Vanilla is an orchid whose beans are harvested after ten months on the vine. About eighty percent of the world’s vanilla is produced in Madagascar and the SAVA region is the capital of vanilla production within the country. The changing demand of vanilla, damage from cyclones, and the three-year development of the vanilla plants before they begin producing beans causes a boom and bust cycle of prices of vanilla. Some organizations have tried to ameliorate the problems these cycles and low prices pose to vanilla farmers by creating certifications for companies that promise that they will not pay less than a certain price for vanilla. This is particularly relevant when vanilla prices are low. Other certifications are aimed towards ensuring environmental safety and fair treatment towards farmers. Examples include Fairtrade, Rainforest Alliance, and Organic. The effectiveness of these organizations and programs can be measured against efforts by individual companies to treat their providers ‘fairly.’ This study examines the effect of these certifications, company initiatives, and third-party interests in the production of vanilla and the efficacy of these parties in fostering the fair and sustainable production of vanilla.
African Studies | Agricultural and Resource Economics | Agricultural Economics | Agricultural Science | Environmental Studies | Food Science | Food Studies | Natural Resource Economics
Campbell, Maisie, "Ethically Sourced Vanilla: Certifications in the production of vanilla in the SAVA Region of Madagascar" (2018). Independent Study Project (ISP) Collection. 2821.

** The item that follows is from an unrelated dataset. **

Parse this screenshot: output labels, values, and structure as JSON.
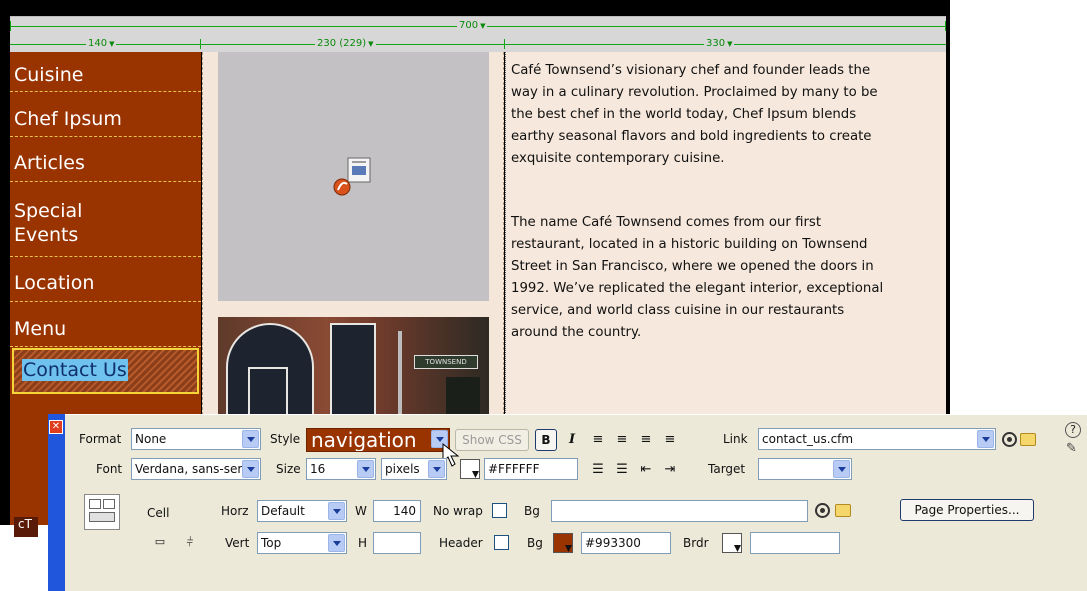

African Studies Commons, Agricultural and Resource Economics Commons, Agricultural Economics Commons, Agricultural Science Commons, Environmental Studies Commons, Food Science Commons, Food Studies Commons, Natural Resource Economics Commons